One of Australia’s most iconic and beloved songs, Waltzing Matilda, revolves around a stock theft. A poor and hungry itinerant stockman grabs a passing jumbuck (sheep) for his dinner. The landowner and troopers thunder down on their big, thoroughbred horses, and the stockman throws himself into the billabong (waterhole). He chooses to drown rather than be subject to what would have been some very harsh and summary justice.

The song is set in the Great Depression and tells of the poverty, deprivation, and exploitation of the swagmen- itinerant workers who carried their lives on their backs. We all feel sympathy for our hapless swagman, and nobody begrudges him his last meal.
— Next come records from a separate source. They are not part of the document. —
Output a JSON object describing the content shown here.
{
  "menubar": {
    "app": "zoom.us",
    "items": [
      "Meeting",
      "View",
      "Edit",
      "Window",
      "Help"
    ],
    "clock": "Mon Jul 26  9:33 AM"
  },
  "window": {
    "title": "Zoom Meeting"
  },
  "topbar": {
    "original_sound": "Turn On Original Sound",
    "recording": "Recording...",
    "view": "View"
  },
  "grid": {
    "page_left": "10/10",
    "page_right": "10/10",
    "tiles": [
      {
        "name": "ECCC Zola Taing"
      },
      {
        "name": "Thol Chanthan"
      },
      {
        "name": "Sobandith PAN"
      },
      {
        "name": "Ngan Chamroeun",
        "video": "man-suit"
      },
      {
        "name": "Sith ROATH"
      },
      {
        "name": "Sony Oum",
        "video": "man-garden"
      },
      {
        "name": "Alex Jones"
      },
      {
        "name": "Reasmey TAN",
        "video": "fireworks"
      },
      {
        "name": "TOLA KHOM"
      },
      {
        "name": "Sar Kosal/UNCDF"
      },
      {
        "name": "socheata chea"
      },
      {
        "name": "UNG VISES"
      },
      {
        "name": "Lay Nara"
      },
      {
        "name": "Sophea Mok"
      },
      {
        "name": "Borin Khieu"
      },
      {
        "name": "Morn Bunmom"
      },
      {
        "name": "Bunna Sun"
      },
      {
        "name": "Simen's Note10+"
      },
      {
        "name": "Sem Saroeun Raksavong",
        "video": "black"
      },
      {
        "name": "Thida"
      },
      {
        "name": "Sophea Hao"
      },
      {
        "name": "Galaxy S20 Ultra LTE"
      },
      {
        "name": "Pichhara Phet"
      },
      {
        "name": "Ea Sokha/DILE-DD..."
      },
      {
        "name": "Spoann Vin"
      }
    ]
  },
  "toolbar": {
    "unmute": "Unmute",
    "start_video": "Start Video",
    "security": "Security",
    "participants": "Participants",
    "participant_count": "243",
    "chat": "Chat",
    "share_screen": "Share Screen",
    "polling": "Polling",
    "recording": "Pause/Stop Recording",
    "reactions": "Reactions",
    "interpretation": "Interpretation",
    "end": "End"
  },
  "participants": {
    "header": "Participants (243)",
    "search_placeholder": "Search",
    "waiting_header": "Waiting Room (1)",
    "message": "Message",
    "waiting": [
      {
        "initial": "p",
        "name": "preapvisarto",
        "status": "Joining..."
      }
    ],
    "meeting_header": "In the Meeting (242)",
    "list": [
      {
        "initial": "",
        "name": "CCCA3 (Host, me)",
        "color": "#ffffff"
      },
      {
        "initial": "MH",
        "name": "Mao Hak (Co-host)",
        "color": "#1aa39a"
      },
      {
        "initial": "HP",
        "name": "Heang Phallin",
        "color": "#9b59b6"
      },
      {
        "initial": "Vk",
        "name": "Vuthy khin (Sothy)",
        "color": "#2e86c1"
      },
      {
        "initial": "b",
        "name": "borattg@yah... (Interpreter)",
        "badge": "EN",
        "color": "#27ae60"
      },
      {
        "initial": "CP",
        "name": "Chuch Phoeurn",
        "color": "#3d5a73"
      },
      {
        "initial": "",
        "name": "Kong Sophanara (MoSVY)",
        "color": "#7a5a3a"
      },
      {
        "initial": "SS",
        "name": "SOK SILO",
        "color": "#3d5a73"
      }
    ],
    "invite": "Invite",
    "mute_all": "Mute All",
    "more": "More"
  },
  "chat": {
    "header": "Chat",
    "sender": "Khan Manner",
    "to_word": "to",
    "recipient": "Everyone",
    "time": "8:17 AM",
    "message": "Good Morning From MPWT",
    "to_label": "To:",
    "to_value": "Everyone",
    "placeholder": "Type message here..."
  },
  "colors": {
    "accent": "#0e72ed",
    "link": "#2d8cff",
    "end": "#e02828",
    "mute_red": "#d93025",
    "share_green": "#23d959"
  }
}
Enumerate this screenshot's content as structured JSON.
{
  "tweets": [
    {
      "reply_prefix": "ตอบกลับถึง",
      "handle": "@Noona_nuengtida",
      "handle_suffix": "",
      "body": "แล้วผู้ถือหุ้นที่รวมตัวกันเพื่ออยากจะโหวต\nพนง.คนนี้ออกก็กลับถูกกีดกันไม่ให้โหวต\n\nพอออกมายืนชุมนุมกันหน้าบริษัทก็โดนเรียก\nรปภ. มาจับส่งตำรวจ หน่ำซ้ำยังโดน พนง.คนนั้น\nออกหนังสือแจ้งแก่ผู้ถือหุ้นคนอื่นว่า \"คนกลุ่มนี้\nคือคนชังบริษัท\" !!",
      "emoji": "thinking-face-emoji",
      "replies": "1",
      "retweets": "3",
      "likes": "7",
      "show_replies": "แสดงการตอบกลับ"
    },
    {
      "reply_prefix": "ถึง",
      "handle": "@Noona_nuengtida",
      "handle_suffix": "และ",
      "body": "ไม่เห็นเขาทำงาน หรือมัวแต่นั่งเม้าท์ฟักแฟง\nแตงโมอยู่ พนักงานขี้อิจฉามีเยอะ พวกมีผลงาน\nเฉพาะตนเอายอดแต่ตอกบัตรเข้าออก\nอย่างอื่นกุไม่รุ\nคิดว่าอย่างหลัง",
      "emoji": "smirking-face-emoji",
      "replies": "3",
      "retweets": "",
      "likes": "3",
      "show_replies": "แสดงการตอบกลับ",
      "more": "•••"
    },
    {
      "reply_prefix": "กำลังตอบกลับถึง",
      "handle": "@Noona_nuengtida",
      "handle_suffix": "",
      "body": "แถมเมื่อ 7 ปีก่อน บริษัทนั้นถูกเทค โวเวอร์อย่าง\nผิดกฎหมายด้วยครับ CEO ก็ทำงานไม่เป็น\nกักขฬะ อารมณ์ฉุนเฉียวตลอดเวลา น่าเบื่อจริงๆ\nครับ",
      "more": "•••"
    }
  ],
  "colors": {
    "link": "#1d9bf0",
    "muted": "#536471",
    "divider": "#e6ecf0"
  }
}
Stock stealing criminal or folk hero?

In 1870, the infamous Captain Starlight (aka Harry Readford) stole 1000 cattle from the Longreach QLD area and drove them to South Australia to sell. He was apprehended for the theft of a now-famous white bull but the Jury ruled “not guilty” because they were so impressed by his daring exploits and extraordinary droving accomplishments.

The Judge and Government of the day were, put politely, not impressed, and it caused such a furore that the Roma Courthouse was closed for eight months afterward until everybody calmed down. Captain Starlight became a folk hero and his stolen white bull is now immortalised in a statue on the main street.

Stock Duffing – Songs, Stockmen and Starlight

Our national consciousness has a bit of romance and history around “cattle duffing”. An 1868 letter to the Editor of the Sydney Morning Herald (found in the National Archives) complained about the practice of cattle “duffing” by wealthy landowners. The letter also talked about a typical attitude of the time- that a poor person stealing the odd animal to feed themself and their family was nothing in comparison with the constant thieving by landowners (echoes of Waltzing Matilda’s doomed stockman):

“How can any owner with a free conscience prosecute a poor, half-starved free selector or labourer when he or his servants may be chargeable with duffing? Everyone in the bush knows that this is a common thing, and as a consequence, an opinion is prevalent that there is little harm in stealing a fat beast from the stock owner, seeing he has no scruple in branding “clean skins” which do not belong to him.”

The author, a “Buse Morality”, tells a story of cattle theft by the landed classes as very common. According to the highly incensed Mr. Morality, unbranded calves were often stolen and branded with the landowner’s children’s brand to give them a head start on a herd of their own. Also, our letter writer says, youths growing up under the influence of such a two- speed moral code were unlikely to fall far from the tree and would probably become cattle duffers themselves.

From a free feed to organized, syndicated crimes

These days, there would be few instances of anyone stealing stock because they were starving and just trying to survive. There are, of course, numerous reported (and presumably many more unreported) instances of beasts disappearing into what’s more than likely someone’s freezer. Now, as it seems to have been in the early days, it’s more about the money and, in some cases, it’s big business. And, despite the best efforts of farmers and law enforcement, it’s getting worse. From the random, opportunistic “duffing” of one or two beasts to highly organized theft of hundreds if not thousands of animals, stock theft is costing Australian farmers millions of dollars every year. Syndicates of industry insiders like musterers, auctioneers, stock agents, livestock truck drivers, and sale yard staff have been able to work together to exploit vulnerabilities and high stock prices.

In 1989, a “cattle duffing dynasty” in the Northern Territory area named the Devils Triangle was caught, with three of the nine members sentenced to the maximum seven-year prison sentence. They had been responsible for the theft of three thousand unbranded cattle worth more than one million dollars. The facts revealed at trial told a harrowing tale of organized harassment, victimization of owners, arson, and corruption in local and state governments and the police. All the makings of a great story but devastating for the station owners.

Nothing new under the sun…

Stock theft is nothing new and has been perpetrated as long as humans have kept domestic stock. In the upcoming articles in this Barko series on Farm Crime, we look at what farmers, landowners, and law enforcement are doing to stem the tide. We also investigate how legislation is (and at times is not) keeping up and how technology is being developed and used as an effective tool against modern farm crime.

If you have a story about stock theft or farm crime in general, please contact us. We would love to hear from you.